W. H. Henstock is a project scientist with Union Carbide Corporation. He works in Hydrocarbons Research and Development at the Union Carbide Technical Center in South Charleston, West Virginia. He received a BS in chemical engineering from Carnegie-Mellon University, and a PhD in chemical engineering from the University of Illinois.
NOx in the cryogenic hydrogen recovery section of an olefins production unit
Article first published online: 17 JUN 2004
Copyright © 1986 American Institute of Chemical Engineers
Volume 5, Issue 4, pages 232–237, October 1986
How to Cite
Henstock, W. H. (1986), NOx in the cryogenic hydrogen recovery section of an olefins production unit. Plant/Oper. Prog., 5: 232–237. doi: 10.1002/prsb.720050411
- Issue published online: 17 JUN 2004
- Article first published online: 17 JUN 2004
Union Carbide has been investigating the fate and possible hazards of NOx compounds in cryogenic gas separation equipment. It has been learned that trace amounts of NOx in the process streams can accumulate in the equipment under certain conditions. Although mixtures of condensed NOx and condensed hydrocarbons can be ignited with a strong ignition source, the combination does not seem to present an imminent hazard. No explosive NOx-hydrocarbon “gums” have been found yet, but the investigation is still continuing.
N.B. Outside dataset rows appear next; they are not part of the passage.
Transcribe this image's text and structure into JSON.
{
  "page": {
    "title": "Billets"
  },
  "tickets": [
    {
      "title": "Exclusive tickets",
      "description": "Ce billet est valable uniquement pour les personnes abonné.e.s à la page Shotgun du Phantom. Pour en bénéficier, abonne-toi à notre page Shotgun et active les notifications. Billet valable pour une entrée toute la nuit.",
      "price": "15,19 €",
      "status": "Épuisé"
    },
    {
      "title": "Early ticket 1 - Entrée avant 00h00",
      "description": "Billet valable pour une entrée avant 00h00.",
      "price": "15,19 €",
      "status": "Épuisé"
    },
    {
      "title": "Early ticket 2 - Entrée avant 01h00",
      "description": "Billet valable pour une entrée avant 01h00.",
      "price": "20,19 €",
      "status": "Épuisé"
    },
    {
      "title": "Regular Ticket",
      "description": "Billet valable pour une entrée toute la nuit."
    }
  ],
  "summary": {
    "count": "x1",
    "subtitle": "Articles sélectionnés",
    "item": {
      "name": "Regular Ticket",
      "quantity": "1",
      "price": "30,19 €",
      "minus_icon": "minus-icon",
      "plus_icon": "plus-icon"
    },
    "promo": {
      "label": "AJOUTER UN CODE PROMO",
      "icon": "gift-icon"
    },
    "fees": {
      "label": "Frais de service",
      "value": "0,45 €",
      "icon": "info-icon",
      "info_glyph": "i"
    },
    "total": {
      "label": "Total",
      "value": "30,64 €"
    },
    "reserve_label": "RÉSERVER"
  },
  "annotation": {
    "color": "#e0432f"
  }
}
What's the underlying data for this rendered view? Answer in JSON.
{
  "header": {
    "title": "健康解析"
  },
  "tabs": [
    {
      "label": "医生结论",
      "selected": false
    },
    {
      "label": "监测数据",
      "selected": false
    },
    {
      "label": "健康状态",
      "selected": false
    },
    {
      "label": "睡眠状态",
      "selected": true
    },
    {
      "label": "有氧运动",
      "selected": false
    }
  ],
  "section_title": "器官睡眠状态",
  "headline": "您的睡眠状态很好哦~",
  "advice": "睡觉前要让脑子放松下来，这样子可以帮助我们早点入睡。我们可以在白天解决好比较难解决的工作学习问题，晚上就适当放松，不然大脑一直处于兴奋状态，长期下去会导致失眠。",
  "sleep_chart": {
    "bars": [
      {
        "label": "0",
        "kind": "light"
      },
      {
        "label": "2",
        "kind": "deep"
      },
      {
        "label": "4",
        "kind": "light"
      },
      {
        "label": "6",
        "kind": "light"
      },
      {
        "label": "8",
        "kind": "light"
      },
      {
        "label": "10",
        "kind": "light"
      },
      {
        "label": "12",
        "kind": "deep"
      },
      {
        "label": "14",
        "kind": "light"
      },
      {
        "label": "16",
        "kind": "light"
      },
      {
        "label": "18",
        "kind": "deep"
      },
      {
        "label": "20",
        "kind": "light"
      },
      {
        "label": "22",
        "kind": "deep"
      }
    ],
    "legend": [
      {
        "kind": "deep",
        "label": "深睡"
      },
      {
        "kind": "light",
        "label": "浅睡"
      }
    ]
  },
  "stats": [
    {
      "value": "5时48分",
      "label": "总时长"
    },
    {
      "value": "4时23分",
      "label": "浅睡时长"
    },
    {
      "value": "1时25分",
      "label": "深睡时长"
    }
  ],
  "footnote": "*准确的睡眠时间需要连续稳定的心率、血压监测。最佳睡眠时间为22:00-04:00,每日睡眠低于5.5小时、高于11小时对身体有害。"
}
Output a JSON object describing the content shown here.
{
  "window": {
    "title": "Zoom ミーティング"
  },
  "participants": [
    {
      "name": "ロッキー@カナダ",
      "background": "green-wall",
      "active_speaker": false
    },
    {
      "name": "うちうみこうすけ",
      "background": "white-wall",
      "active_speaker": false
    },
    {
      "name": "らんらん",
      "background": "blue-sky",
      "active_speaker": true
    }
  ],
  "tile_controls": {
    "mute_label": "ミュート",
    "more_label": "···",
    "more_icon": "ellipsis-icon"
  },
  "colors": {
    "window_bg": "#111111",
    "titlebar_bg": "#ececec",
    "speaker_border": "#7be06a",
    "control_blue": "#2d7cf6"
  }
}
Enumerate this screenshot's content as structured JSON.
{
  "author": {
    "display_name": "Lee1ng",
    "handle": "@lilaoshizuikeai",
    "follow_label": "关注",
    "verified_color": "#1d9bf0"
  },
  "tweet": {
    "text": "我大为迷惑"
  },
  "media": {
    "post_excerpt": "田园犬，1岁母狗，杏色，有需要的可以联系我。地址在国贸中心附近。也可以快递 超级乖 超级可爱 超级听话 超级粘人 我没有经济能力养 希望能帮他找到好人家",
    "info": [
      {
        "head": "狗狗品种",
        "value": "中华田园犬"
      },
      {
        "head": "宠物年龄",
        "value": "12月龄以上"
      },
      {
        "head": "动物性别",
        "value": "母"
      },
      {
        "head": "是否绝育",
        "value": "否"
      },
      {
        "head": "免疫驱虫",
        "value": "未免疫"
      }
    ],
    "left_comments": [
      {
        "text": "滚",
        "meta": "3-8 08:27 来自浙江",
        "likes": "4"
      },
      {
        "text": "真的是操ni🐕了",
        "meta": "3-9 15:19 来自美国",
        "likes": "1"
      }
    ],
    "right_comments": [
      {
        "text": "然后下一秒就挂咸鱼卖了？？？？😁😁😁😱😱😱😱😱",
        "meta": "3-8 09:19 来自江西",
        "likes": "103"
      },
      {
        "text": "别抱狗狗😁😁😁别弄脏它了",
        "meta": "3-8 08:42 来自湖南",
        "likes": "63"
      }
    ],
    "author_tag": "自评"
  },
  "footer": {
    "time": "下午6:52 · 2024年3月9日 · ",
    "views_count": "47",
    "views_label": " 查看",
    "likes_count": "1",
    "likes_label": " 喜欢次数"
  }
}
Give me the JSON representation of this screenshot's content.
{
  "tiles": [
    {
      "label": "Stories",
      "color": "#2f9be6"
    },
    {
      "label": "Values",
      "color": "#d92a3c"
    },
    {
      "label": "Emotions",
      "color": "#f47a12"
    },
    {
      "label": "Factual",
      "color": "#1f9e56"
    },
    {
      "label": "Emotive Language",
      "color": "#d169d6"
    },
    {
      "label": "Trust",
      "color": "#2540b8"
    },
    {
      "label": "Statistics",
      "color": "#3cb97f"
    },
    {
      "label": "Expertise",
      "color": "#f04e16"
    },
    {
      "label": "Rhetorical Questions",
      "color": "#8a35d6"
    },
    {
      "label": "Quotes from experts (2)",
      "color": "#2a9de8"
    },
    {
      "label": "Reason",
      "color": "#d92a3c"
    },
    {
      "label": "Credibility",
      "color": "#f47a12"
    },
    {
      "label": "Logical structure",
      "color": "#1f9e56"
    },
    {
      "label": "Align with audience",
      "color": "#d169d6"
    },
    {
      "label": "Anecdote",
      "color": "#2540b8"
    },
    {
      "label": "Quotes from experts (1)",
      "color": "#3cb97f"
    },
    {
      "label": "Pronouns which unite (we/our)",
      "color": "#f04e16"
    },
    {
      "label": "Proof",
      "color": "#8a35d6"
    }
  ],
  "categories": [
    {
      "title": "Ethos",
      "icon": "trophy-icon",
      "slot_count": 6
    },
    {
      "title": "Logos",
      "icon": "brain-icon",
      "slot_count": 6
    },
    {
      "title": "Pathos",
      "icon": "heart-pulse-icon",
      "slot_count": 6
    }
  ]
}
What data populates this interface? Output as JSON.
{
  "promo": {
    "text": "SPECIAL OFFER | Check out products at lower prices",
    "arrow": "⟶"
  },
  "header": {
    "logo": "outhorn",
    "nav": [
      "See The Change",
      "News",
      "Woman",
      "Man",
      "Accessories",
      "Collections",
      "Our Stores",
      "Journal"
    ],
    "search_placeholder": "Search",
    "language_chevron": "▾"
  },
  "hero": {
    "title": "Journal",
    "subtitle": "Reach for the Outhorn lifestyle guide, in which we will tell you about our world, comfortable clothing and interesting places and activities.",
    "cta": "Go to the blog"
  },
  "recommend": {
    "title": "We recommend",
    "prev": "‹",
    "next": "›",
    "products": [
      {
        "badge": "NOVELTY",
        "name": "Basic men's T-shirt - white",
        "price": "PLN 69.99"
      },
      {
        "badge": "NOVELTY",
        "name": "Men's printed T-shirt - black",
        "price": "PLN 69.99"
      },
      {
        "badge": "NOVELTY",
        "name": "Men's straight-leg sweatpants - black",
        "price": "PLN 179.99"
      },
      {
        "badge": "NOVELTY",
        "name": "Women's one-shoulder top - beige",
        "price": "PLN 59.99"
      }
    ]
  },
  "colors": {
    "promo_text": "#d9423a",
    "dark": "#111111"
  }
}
We recommend that equipment which is exposed to NOx compounds be monitored to detect accumulations and prevent possibly hazardous situations.